Imagine your child gaily exploring the woods or sleeping soundly in her bed only to come running to you because something is wriggling inside her ears. Then, you realize, to your horror, that possibly a bug has found its way there.
What do you do? Should you get it yourself or visit the doctor? Can the bug let itself out? Are the beliefs that they can lay eggs or, worse, crawl toward the brain true?
Learn how to deal with bugs in the ear in this article.
Why Are There Bugs in the Ear?
Before we get into the nitty-gritty of getting rid of the foreign object, let’s know why they end up in the ears in the first place.
Some animals indeed take pleasure in eating dead skin cells or tissues of the living like humans. Many parasites, such as worms, can also feed on our nutrients or travel via the bloodstream to other parts of the body, such as the brain.
Cockroaches might want to enter the ears because they like the smell. However, most insects stay away from the ears because they don’t want the scent of the earwax.
Instead, a lot crawl into the ears by accident. Take, for example, a winged insect that happens to get into the “dark tunnel” of the auditory canal. Then there’s that tiny creature that just got curious while exploring its environment in the dead of night. Boom! It entered the ears.
The good news is that these insects cannot get into the other ear and other organs, particularly the brain, regardless of how movies and TV shows depict this myth. This is because of how the ears are designed.
The ears are composed of three parts: outer, middle, and inner. The outer ear includes the auditory canal, which connects it to the middle, where you can find the eardrum, small bones called ossicles, and the Eustachian tube, which helps maintain balance. Meanwhile, the inner ear has the cochlea, which contains the bundle of nerve fibers that communicate with the brain.
When insects crawl into the ears, they usually pass through the auditory canal. The problem is, they are likely to get stuck there.
Worse, even though most of the nerves are in the inner ears, many nerves are still present in the organ, including in the auditory canal. Moreover, the ears are sensitive to any sound.
Children can easily get frightened hearing buzzing sounds inside their ears, or they may feel the insect moving about as it tries to get out. In sheer panic, parents end up aggravating things by trying to get rid of it by themselves, which only pushes the insect farther into the ear canal and even into the middle ear.
Get Professional Help
First, although it is difficult to do, don’t be scared. Again, the insect won’t get into the brain. Second, consider some first-aid tips. The Mayo Clinic suggests using a tweezer if you can still spot the creature inside the ear. You can also pour some warm oil to kill the bug effectively.
These ideas, though, come with caveats. One wrong move can worsen the situation. The best way to get rid of bugs in the ears is by getting professional help. An ear specialist can perform ear microsuction, which is the same tool used for removing hardened earwax.
The process doesn’t involve any flushing or irrigation of the ear canal, so the chances of trapping water inside are zero. It is also safe for those with perforated eardrums, which can happen if you try to get rid of the bug by pushing the cotton swab deeper into the ears or if the insect ends up scratching the eardrum.

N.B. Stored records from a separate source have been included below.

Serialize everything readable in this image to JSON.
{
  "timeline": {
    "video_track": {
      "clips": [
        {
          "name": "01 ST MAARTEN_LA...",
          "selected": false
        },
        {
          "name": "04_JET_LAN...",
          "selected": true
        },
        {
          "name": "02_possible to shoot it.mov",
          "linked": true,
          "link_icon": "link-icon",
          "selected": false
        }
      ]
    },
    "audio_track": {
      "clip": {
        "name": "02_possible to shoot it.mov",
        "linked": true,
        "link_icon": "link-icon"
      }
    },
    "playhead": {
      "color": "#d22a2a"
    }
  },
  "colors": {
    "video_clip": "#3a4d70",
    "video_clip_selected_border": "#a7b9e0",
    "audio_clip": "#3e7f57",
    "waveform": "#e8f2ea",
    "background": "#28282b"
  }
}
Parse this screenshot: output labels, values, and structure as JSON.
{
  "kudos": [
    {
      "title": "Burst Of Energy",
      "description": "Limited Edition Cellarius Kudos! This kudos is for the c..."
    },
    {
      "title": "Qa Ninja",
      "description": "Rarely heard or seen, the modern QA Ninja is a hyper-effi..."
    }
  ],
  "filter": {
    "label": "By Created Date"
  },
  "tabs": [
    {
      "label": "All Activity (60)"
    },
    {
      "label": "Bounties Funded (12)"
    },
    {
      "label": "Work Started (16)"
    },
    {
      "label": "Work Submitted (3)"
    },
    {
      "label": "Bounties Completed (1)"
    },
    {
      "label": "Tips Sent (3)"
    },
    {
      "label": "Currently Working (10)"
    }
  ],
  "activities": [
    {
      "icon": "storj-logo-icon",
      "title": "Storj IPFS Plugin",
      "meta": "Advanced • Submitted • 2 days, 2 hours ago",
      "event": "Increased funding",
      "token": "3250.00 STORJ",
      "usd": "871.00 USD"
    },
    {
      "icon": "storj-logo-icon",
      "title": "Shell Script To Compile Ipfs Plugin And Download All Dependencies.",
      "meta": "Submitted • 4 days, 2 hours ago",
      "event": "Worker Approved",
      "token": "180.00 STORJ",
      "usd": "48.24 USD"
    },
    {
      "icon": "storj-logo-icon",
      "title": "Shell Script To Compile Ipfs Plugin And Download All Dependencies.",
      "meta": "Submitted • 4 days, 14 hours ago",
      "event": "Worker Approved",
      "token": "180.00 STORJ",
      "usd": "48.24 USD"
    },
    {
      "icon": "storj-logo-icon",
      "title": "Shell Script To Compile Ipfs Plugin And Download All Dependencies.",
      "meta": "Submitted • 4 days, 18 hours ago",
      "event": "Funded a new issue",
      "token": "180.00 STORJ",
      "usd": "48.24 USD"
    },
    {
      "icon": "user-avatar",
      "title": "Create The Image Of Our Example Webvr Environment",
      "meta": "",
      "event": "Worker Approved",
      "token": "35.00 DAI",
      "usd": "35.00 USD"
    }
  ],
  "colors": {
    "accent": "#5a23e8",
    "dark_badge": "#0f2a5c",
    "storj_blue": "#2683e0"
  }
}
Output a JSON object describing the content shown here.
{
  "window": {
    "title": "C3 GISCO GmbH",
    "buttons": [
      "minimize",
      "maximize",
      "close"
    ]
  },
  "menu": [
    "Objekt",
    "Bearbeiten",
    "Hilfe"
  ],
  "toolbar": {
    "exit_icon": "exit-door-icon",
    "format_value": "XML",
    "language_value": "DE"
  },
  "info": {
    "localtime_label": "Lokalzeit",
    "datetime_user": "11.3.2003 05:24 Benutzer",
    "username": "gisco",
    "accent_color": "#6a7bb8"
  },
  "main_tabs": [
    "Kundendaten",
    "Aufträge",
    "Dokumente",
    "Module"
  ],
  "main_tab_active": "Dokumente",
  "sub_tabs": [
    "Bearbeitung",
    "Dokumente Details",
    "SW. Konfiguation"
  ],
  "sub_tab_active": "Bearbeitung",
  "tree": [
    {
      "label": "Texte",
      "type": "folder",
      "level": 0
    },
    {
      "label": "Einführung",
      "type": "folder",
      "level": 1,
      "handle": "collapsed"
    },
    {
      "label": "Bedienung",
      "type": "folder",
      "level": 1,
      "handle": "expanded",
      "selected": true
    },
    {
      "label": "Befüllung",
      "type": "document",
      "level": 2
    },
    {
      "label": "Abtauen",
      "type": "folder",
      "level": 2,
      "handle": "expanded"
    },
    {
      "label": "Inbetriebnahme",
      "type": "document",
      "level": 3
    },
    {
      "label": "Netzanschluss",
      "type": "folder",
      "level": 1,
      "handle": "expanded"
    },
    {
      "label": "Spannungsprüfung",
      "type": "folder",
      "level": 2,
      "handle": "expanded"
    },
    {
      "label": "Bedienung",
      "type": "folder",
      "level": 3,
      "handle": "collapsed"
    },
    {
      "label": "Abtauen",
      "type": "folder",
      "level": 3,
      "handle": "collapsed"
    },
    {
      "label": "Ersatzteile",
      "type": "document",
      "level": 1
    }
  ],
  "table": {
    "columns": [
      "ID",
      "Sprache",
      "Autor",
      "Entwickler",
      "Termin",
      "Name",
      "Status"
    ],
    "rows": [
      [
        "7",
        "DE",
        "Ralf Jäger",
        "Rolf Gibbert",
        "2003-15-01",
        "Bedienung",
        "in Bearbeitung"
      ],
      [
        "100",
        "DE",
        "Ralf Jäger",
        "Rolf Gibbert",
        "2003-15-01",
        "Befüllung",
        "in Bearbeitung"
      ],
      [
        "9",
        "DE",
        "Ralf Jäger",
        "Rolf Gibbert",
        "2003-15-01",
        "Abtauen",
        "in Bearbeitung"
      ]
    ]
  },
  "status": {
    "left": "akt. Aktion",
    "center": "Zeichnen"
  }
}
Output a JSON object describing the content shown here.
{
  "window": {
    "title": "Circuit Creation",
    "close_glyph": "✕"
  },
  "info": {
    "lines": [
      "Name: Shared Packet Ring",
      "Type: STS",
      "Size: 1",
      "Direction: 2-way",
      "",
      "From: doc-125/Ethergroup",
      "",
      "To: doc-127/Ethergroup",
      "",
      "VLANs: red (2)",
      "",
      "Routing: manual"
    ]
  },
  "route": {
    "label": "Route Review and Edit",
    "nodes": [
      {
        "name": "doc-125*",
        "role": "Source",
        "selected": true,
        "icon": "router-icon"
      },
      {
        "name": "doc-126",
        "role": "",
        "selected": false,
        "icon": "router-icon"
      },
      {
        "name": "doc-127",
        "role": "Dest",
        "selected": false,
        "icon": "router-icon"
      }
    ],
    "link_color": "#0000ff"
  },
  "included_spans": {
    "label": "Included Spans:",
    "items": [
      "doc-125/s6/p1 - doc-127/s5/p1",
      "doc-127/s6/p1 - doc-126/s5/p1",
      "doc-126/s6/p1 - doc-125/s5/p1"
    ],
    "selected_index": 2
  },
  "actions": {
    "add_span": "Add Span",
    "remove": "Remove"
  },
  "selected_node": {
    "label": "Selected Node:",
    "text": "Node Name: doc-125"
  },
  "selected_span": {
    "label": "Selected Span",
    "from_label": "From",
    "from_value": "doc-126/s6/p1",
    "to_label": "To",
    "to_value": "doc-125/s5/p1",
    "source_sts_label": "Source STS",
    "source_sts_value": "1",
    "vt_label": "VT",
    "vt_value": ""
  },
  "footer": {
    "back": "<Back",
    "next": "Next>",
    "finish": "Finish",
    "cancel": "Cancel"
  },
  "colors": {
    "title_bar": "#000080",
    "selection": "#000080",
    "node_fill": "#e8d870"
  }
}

What Happens if You Don’t Get Rid of the Bugs?
Some insects can live in the ears for days and even lay eggs, which is horrible to imagine. However, they will still die, along with their eggs if they have some because they don’t have access to their much-needed resources.
You might also find it interesting to learn that a lot have dead animals in their ear canal and do not know it. Often, though, dead bugs in the ear cause complications, such as inflammation or infection.
An infection can cause various symptoms that include bloody or gooey smelly discharge from the ears, fever, and loss of balance. When left untreated, it will eventually lead to partial, temporary, or, worse, permanent hearing loss.
Although you cannot stop insects from entering the ears, you can prevent the situation from worsening. Get help as soon as you can.